As Hillel would say at this point: the rest is commentary….now go and study.
In brief, Shalizi is wondering why there are so few steelworkers these days, compared with a half century ago. Is it because of foreign competition? Or is it because the demand for steel in the United States has not kept up gains in productivity per worker?
With nothing more than arithmetic and a little data that can be sucked up from the web in very little time he came up with a pretty persuasive answer: productivity exceeding demand accounts for most of the loss of the 400,000 or so US steelworking jobs that disappeared over the last fifty years.
It is not, as Shalizi emphasizes, the answer; he performed a back of the envelope calculation and he identified a couple of Rumsfelds* to think about in weighing just how solidly grounded his analysis might be. But it’s good enough to serve as a working hypothesis, subject to more detailed examination as needed.
For more detail on how this happened, and why Shalizi is very likely right on this, you can turn to a book that I’ve long felt was basically missed by its audience — Richard Preston’s second, called American Steel. It’s not an analytical work; no math at all. Rather, it tells the story, in Preston’s familiar deep-inside journalistic style, of a then-young and brash steel company called Nucor as it tried to build the first continuous slab casting steel plant in the world.
In the event, American Steel virtually disappeared in the marketplace, the victim of an earlier wave of publishing dislocation, but it’s worth seeking out. In the context of Shalizi’s argument it provides an account of the productivity boom as lived. It still won’t give you the synoptic view of the data Shalizi has said he doesn’t have to hand — but it is both a good read and way to get a qualitative sense of the argument Shalizi makes more abstractly through the numbers.

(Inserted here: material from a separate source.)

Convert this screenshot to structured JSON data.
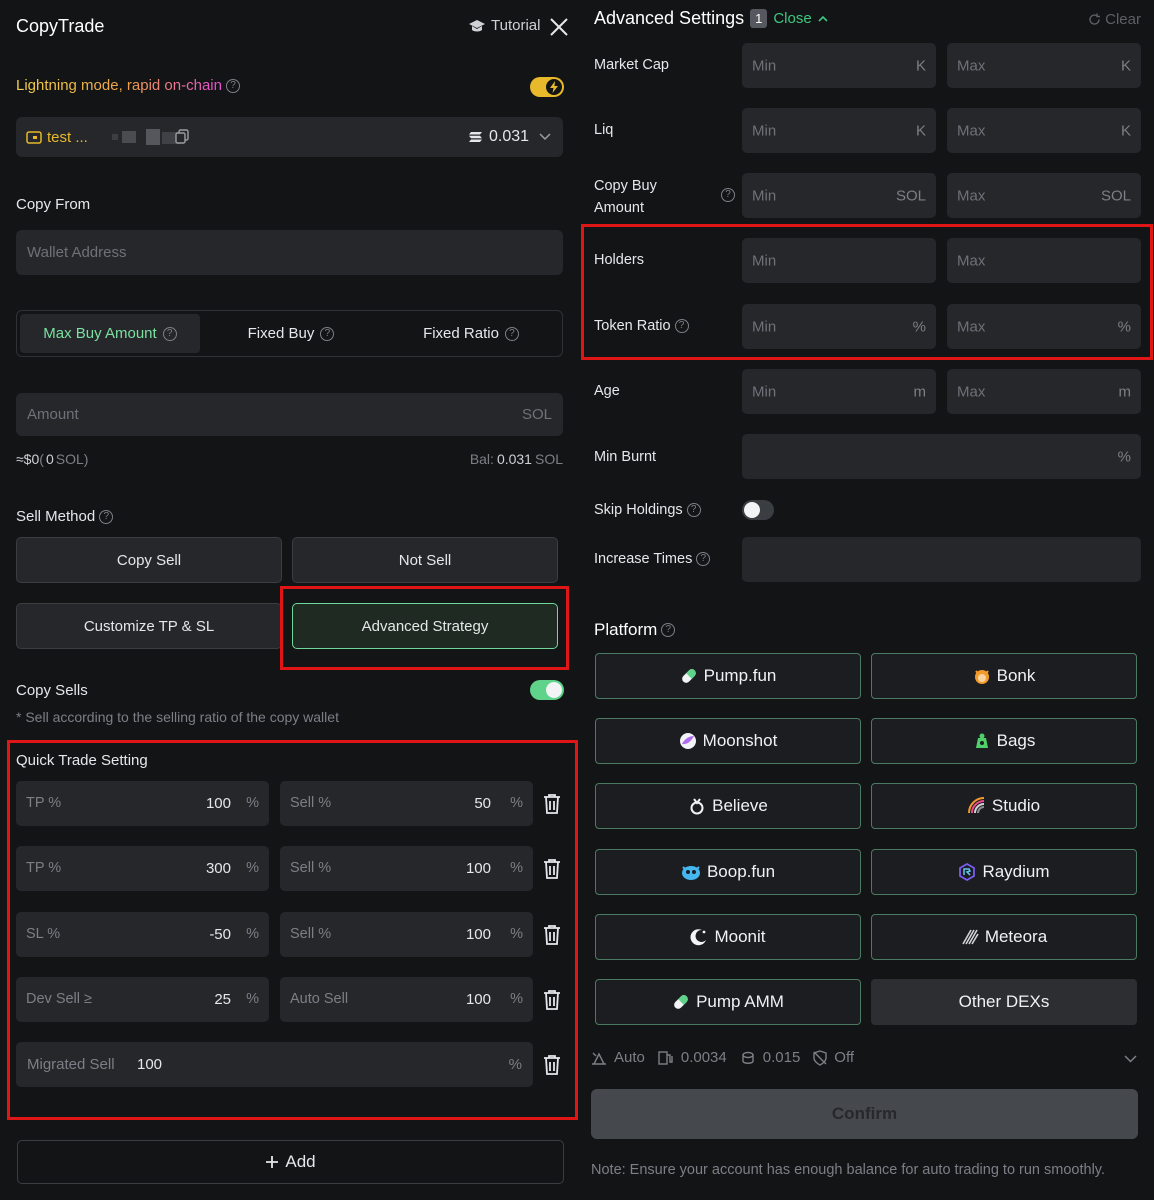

Put it another way: if you have even a modest willingness to entertain numbers, (more than the Congressional GOP seems to, which is a point to be repeated, I’m sure, lots and lots as we watch that once-respectable organization masticate its own intestines), you have the ability to take tales of the sort that Preston tells and fit them into a larger understanding, some sense of how change in the world happens.
Of all the aims I have for science writing, my own, my students’, anyone’s, it would be to get the pleasure and power of number so deeply intertwined into our culture that nonsenses like yesterday’s GOP budget charade would simply not occur. I don’t know how to get there, but I care more about that than any number of facts one might lump into a sack called scientific literacy. But all that’s grist for another day’s post.
*Shorthand for “known unknowns” — a coinage in honor of the only time on record when I feel are former and unmissed Defense Secretary was unfairly ridiculed.
Image: Soviet airport mural “Steel makers“